**Exercise inputs:**
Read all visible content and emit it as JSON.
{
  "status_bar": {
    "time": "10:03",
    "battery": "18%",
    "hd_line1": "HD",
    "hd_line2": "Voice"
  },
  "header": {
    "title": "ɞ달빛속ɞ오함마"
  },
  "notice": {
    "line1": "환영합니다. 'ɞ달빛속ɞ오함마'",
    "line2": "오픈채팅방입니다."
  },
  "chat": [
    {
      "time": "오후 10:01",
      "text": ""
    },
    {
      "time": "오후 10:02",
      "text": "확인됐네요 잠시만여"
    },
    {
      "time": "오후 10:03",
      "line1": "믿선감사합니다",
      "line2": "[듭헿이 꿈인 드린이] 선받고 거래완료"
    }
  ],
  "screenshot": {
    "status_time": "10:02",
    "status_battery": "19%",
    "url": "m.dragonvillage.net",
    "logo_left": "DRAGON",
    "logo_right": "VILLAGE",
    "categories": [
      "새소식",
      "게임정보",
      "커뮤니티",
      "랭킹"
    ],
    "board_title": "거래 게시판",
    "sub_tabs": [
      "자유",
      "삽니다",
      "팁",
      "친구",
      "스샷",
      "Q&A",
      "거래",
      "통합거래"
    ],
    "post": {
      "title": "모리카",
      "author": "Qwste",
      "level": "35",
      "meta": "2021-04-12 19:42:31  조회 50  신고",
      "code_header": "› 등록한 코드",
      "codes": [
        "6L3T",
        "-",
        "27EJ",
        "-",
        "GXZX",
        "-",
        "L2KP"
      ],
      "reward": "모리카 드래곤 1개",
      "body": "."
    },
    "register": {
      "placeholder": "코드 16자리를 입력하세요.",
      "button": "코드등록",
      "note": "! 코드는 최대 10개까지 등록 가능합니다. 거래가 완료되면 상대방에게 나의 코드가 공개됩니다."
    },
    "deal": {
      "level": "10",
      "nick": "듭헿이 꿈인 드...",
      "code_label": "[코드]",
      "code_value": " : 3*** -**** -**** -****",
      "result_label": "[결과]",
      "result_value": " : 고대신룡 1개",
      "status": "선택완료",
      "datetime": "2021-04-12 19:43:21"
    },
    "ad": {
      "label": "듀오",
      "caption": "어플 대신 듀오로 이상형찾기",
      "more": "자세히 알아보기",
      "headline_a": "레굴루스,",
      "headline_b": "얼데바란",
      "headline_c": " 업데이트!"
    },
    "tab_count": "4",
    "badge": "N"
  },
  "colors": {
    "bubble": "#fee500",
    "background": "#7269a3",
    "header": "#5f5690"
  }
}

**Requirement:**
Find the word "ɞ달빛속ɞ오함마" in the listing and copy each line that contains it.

**Response to this exercise:**
    "title": "ɞ달빛속ɞ오함마"
    "line1": "환영합니다. 'ɞ달빛속ɞ오함마'",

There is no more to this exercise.